BEGIN
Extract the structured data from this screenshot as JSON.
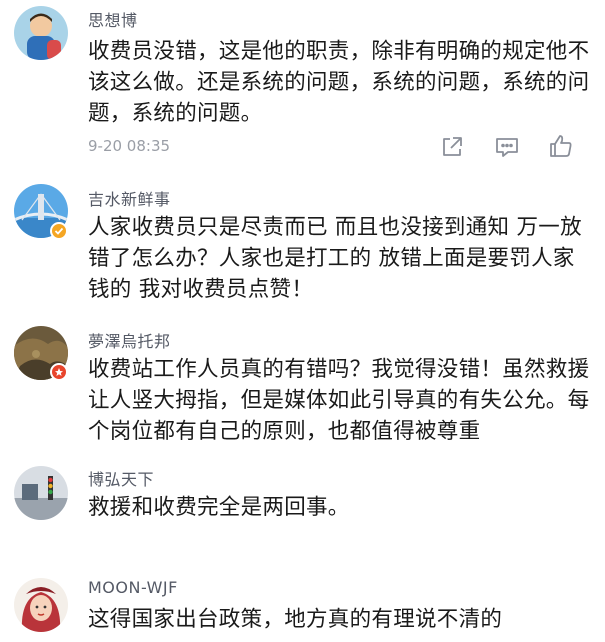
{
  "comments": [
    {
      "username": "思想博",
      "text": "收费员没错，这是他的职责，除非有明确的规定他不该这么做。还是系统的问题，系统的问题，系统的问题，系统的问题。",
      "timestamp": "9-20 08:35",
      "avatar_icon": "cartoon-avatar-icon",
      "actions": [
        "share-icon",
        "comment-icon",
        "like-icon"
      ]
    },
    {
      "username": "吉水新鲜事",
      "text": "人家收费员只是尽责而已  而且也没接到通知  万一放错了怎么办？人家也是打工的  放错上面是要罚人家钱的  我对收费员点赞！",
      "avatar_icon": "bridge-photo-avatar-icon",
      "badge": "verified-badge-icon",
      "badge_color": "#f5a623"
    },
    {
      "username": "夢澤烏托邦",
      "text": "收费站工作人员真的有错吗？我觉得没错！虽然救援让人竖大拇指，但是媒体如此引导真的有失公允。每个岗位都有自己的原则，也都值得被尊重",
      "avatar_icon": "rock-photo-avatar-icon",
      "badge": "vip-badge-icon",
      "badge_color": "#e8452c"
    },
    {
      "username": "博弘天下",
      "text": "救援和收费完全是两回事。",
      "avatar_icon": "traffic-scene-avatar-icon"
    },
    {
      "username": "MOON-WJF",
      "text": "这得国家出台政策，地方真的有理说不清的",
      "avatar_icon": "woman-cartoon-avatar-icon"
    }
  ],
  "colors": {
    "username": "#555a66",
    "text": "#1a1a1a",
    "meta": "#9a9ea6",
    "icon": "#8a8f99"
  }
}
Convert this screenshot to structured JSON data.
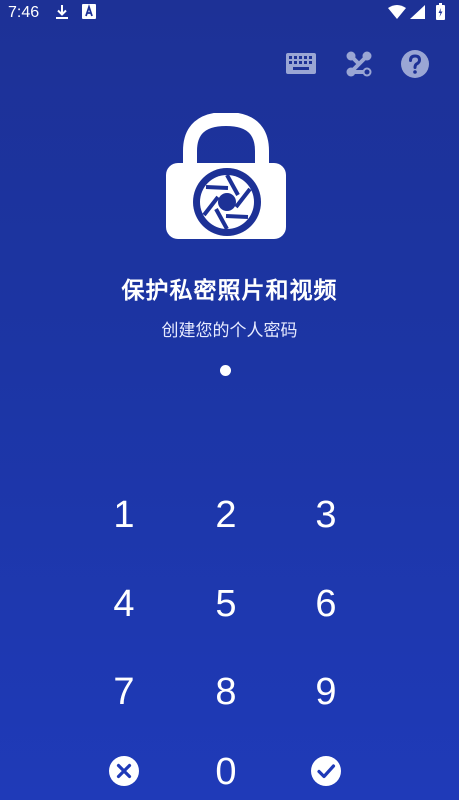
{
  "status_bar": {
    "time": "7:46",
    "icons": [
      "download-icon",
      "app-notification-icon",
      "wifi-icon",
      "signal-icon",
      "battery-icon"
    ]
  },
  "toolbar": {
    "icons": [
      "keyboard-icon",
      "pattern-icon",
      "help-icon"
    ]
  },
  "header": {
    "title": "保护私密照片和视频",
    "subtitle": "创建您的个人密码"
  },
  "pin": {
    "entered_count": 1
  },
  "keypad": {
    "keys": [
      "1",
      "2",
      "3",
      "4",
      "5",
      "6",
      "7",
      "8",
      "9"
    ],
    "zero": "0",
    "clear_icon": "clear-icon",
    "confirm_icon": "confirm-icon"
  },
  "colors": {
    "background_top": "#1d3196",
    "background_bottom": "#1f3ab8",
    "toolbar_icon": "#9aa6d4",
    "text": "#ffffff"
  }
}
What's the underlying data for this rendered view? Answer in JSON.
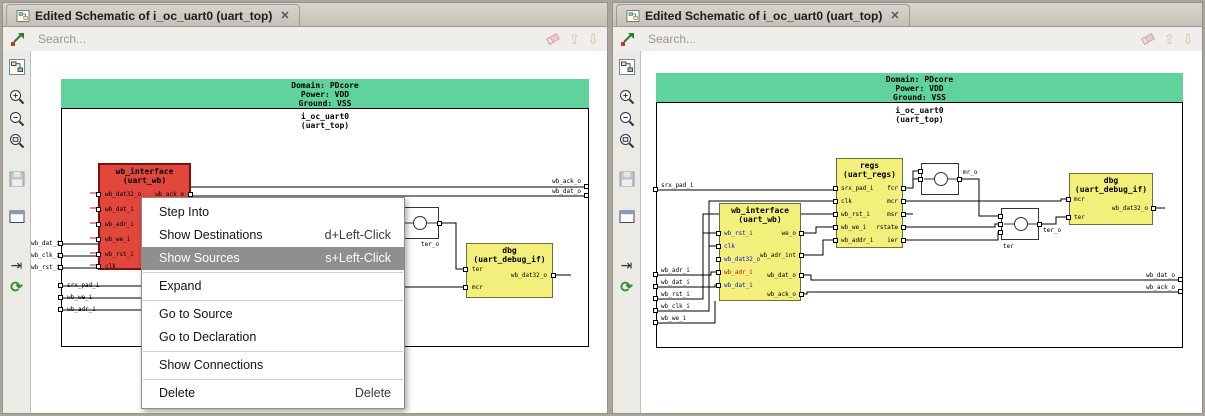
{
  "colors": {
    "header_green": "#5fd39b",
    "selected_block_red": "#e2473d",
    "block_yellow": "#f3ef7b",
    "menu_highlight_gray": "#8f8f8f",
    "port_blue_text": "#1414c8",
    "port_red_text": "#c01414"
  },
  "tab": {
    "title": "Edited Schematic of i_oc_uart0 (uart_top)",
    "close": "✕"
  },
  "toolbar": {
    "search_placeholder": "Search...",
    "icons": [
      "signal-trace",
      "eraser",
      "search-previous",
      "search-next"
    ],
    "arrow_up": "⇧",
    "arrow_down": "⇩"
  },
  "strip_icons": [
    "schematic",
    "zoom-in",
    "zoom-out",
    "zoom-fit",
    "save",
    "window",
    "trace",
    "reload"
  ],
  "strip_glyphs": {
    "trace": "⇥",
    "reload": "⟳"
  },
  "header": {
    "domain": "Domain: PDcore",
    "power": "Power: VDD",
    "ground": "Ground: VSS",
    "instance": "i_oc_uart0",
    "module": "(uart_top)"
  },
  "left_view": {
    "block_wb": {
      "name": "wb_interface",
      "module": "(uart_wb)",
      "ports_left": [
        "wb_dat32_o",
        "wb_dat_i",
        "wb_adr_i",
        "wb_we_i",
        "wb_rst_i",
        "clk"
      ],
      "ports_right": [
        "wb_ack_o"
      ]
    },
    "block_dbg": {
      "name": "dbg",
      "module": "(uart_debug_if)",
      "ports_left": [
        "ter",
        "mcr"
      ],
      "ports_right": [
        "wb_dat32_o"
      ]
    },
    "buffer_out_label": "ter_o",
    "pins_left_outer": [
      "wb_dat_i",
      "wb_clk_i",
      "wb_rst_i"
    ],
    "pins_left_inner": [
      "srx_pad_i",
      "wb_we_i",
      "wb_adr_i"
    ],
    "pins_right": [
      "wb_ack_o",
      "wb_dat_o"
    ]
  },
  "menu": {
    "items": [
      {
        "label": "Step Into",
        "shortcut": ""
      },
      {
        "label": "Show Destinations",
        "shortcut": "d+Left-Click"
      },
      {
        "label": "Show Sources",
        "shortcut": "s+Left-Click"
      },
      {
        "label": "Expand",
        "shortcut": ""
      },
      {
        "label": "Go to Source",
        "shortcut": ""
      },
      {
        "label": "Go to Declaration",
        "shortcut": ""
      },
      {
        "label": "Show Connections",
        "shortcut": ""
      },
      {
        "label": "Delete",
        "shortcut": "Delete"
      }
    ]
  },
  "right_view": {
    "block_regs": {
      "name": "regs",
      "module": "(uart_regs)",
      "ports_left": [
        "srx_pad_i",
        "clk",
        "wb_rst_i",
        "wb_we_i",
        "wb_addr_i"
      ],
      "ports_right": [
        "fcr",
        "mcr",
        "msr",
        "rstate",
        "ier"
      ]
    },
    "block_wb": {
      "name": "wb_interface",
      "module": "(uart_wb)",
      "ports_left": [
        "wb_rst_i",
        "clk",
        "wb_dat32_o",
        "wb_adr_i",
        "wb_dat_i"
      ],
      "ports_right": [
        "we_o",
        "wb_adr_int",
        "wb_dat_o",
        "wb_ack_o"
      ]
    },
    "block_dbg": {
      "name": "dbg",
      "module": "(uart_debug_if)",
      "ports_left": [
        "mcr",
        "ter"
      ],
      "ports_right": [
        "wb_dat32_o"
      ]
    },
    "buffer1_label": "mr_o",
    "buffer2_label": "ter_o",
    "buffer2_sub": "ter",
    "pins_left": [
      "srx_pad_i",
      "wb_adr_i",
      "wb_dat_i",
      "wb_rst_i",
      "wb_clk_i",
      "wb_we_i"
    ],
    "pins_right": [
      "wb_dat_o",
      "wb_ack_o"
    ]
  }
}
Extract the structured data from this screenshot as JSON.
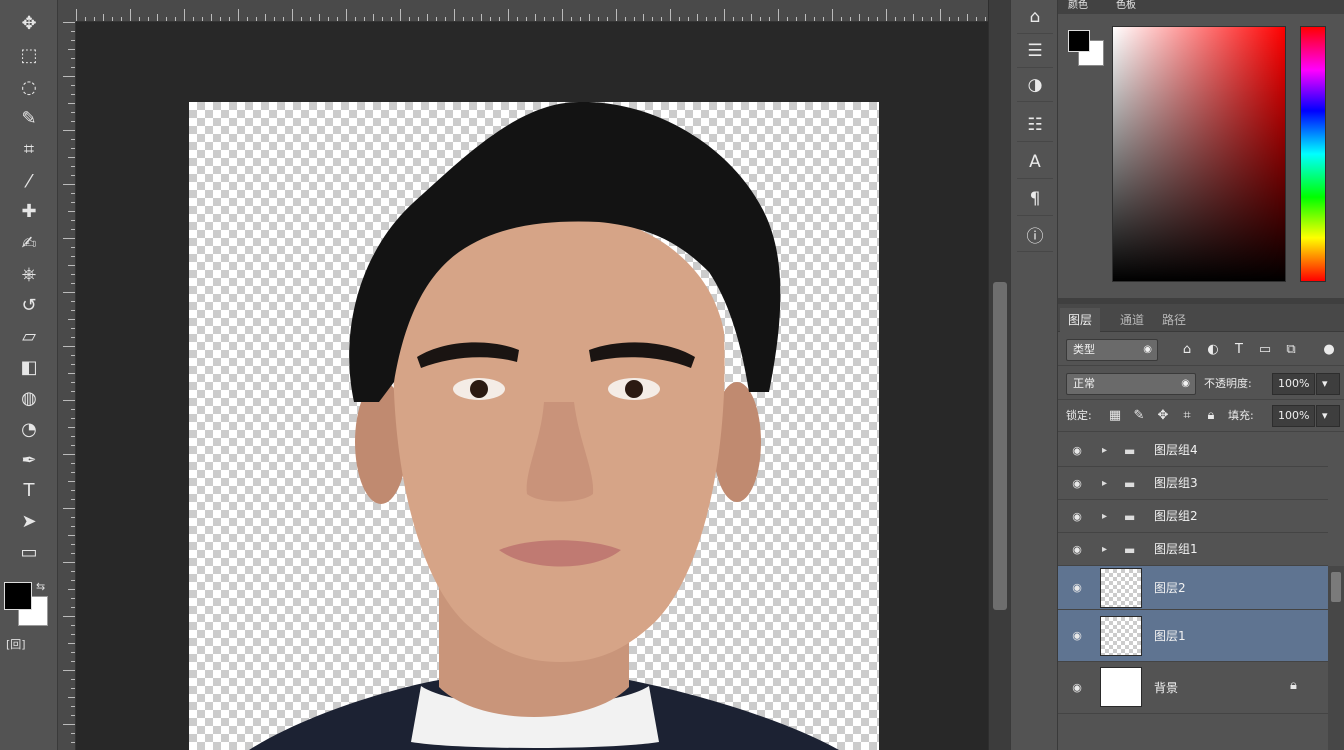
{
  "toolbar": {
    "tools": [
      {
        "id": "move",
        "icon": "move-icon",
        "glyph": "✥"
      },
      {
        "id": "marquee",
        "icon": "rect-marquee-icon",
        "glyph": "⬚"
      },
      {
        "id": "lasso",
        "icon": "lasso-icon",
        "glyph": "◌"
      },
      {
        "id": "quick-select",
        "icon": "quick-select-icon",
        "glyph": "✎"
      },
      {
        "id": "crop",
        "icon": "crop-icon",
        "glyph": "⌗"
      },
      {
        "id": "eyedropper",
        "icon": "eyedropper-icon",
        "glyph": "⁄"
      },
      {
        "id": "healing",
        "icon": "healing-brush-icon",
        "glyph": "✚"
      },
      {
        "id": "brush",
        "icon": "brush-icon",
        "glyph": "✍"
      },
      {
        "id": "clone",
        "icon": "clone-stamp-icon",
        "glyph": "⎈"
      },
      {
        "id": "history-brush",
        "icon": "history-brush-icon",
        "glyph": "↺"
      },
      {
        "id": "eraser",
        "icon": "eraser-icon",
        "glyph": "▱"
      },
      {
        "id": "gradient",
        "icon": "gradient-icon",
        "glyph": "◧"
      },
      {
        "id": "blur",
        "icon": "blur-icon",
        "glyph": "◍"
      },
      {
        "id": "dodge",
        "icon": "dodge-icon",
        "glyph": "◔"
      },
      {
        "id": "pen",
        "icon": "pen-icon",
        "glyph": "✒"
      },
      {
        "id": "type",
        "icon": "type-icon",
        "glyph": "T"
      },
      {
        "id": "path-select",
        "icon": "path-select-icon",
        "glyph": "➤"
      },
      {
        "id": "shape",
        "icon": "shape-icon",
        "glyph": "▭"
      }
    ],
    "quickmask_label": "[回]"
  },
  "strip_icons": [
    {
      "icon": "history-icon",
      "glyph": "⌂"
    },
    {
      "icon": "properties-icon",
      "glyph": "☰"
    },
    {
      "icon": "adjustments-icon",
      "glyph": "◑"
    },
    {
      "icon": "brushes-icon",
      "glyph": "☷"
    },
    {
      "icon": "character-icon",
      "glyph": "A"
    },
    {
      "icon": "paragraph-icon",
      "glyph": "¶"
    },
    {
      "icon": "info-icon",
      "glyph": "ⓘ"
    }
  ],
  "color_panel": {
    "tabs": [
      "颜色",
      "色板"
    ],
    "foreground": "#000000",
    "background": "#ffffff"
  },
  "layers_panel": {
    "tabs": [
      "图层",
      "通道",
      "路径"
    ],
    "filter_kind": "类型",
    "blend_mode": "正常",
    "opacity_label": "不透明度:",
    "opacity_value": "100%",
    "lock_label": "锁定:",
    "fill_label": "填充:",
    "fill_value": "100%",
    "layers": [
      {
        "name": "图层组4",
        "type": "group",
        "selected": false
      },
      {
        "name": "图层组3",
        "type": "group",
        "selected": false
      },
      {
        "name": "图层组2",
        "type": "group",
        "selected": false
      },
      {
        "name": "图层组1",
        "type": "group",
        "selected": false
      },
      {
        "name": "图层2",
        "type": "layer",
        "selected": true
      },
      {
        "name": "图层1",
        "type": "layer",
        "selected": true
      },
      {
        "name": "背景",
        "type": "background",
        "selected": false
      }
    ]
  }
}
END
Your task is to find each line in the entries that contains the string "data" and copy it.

• **WRITTEN SOLUTION**:
Extract the structured data from this screenshot as JSON.
Convert this screenshot to structured JSON data.
What's the underlying data for this rendered view? Answer in JSON.
Extract the structured data from this screenshot as JSON.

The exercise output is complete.